# [Aim of the exercise]
From the entries below, report how many lines contain the string "content". Only the number is wanted.

== Segment start ==

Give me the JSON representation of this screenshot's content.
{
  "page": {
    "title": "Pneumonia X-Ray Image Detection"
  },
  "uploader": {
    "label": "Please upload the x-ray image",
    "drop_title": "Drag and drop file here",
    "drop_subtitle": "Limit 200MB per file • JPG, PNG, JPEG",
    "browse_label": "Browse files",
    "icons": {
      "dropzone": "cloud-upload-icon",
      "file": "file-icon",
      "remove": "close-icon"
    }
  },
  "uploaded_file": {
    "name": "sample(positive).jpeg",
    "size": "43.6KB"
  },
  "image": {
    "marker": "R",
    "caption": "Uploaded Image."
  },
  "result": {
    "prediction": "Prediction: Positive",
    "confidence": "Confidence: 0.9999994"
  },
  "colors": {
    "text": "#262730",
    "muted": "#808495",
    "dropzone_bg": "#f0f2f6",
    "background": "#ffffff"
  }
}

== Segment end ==
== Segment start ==

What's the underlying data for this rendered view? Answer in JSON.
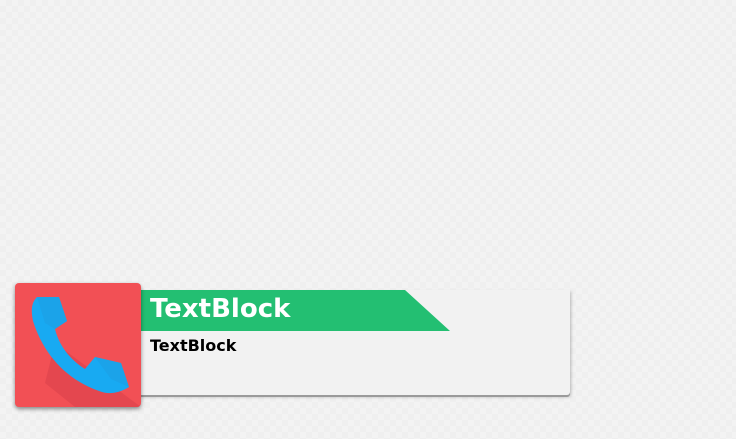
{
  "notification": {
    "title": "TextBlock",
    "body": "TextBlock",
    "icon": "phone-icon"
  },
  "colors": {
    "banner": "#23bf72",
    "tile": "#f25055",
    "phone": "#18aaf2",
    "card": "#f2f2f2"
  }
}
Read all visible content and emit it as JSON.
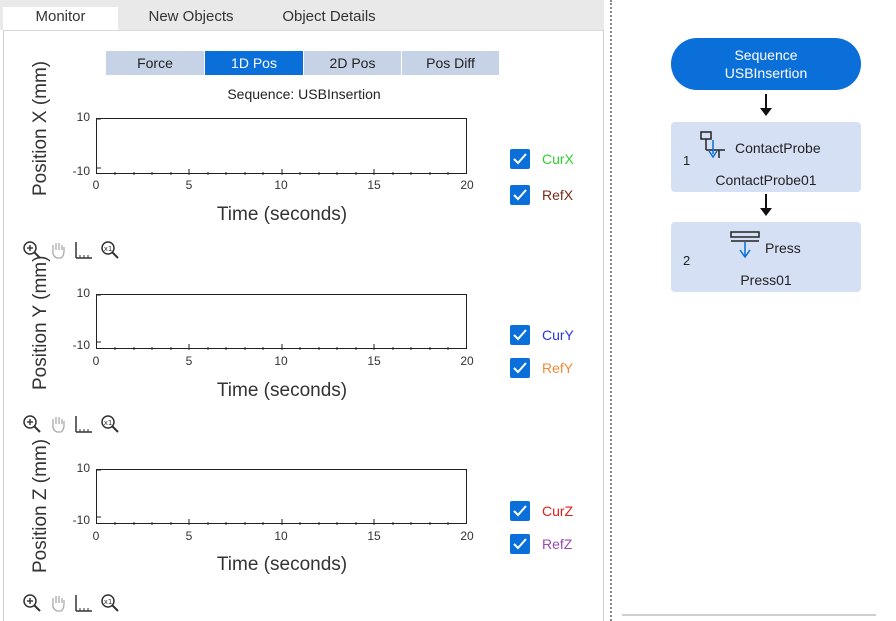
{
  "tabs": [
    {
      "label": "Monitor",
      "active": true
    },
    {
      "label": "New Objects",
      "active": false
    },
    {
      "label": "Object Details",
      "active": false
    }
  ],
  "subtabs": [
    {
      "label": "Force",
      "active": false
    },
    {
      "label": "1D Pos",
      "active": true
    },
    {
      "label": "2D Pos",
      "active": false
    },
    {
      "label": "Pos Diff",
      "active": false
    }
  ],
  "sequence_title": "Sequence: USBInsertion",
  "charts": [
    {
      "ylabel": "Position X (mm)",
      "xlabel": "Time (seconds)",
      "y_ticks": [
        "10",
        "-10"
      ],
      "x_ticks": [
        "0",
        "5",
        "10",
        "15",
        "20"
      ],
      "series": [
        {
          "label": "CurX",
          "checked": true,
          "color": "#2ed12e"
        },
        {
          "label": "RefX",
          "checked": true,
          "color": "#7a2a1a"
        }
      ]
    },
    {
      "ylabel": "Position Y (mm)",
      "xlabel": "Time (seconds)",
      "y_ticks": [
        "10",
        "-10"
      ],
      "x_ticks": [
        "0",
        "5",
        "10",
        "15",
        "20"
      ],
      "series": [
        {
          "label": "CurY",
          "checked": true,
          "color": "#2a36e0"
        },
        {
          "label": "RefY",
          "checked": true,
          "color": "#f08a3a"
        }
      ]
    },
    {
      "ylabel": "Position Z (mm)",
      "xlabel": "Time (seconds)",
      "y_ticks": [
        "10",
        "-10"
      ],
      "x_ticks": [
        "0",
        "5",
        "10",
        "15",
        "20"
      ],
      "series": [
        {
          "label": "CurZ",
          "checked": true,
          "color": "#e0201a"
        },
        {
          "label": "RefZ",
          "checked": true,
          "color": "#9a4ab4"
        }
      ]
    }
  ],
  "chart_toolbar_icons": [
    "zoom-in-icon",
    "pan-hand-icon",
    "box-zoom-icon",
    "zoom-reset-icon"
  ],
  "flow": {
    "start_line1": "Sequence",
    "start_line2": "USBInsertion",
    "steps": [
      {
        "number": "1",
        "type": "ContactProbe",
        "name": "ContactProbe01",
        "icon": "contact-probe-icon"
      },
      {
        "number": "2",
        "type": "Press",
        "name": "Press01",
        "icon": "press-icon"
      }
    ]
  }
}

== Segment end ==

# [Exercise result]
2